━━━━━ RECORDS SHOWN ━━━━━

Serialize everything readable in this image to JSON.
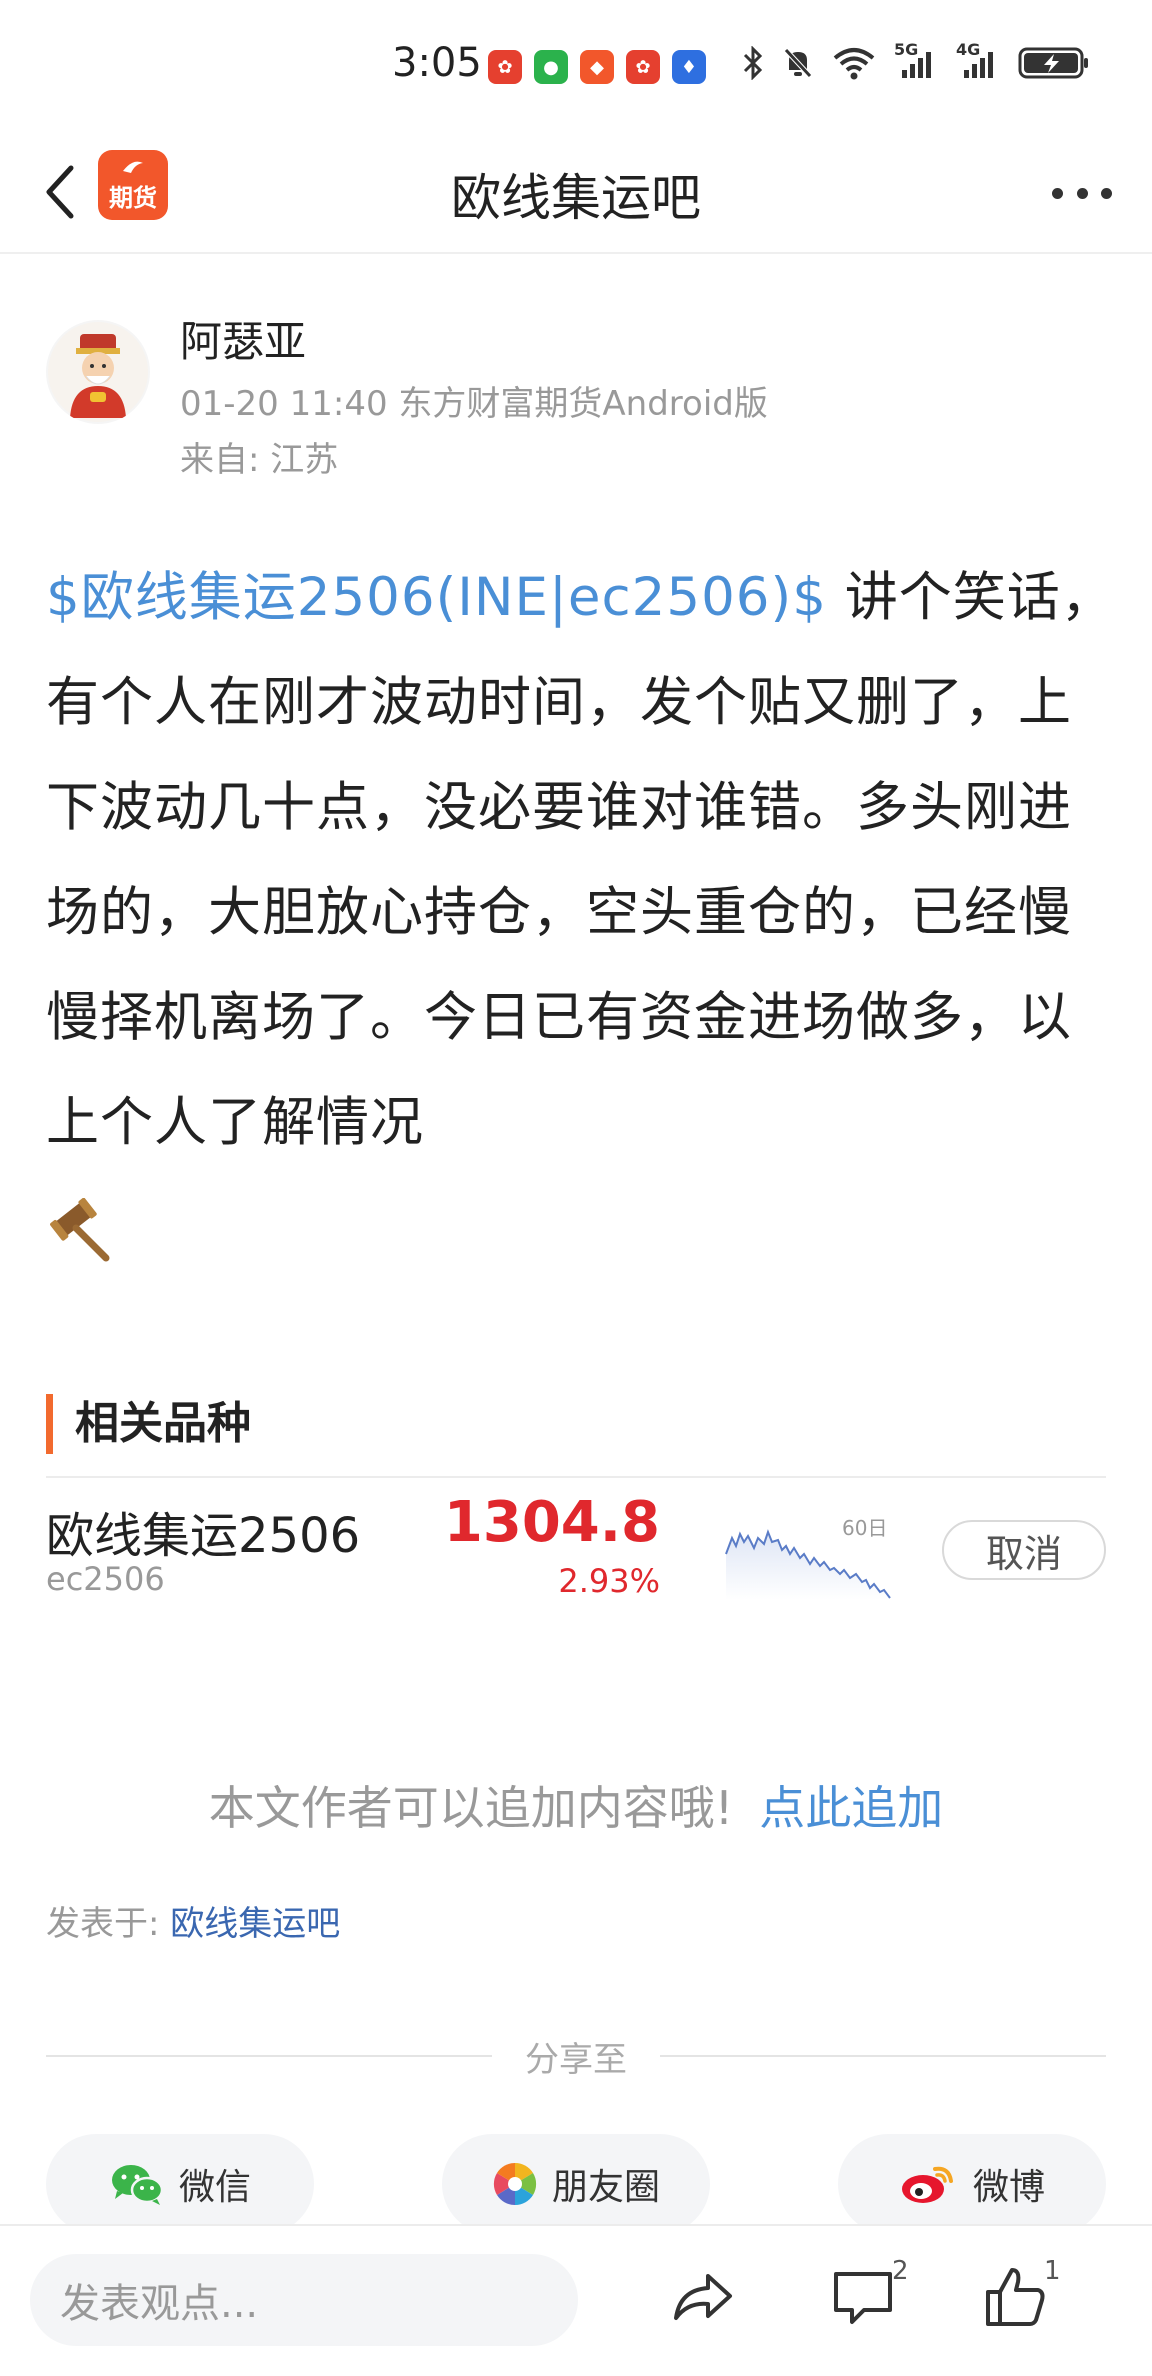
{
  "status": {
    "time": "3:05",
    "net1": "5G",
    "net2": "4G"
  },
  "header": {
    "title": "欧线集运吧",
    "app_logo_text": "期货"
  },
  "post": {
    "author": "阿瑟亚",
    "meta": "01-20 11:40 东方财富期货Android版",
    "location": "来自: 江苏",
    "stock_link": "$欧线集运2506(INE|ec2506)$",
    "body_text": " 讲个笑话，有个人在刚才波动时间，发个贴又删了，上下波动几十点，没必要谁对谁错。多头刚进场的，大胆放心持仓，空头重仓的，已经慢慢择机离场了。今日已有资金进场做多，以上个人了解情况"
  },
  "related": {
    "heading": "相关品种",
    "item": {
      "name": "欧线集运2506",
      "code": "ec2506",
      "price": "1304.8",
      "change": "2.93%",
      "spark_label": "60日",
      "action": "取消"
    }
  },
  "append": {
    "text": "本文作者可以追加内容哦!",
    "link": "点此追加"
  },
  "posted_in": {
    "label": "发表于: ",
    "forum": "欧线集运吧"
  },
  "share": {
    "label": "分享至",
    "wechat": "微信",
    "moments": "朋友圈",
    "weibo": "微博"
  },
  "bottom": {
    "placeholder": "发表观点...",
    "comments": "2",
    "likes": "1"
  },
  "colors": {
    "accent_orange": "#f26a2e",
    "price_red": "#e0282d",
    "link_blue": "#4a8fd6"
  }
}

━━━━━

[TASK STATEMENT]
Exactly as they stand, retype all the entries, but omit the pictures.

[EXERCISE SOLUTION]
Serialize everything readable in this image to JSON.
{
  "status": {
    "time": "3:05",
    "net1": "5G",
    "net2": "4G"
  },
  "header": {
    "title": "欧线集运吧",
    "app_logo_text": "期货"
  },
  "post": {
    "author": "阿瑟亚",
    "meta": "01-20 11:40 东方财富期货Android版",
    "location": "来自: 江苏",
    "stock_link": "$欧线集运2506(INE|ec2506)$",
    "body_text": " 讲个笑话，有个人在刚才波动时间，发个贴又删了，上下波动几十点，没必要谁对谁错。多头刚进场的，大胆放心持仓，空头重仓的，已经慢慢择机离场了。今日已有资金进场做多，以上个人了解情况"
  },
  "related": {
    "heading": "相关品种",
    "item": {
      "name": "欧线集运2506",
      "code": "ec2506",
      "price": "1304.8",
      "change": "2.93%",
      "spark_label": "60日",
      "action": "取消"
    }
  },
  "append": {
    "text": "本文作者可以追加内容哦!",
    "link": "点此追加"
  },
  "posted_in": {
    "label": "发表于: ",
    "forum": "欧线集运吧"
  },
  "share": {
    "label": "分享至",
    "wechat": "微信",
    "moments": "朋友圈",
    "weibo": "微博"
  },
  "bottom": {
    "placeholder": "发表观点...",
    "comments": "2",
    "likes": "1"
  },
  "colors": {
    "accent_orange": "#f26a2e",
    "price_red": "#e0282d",
    "link_blue": "#4a8fd6"
  }
}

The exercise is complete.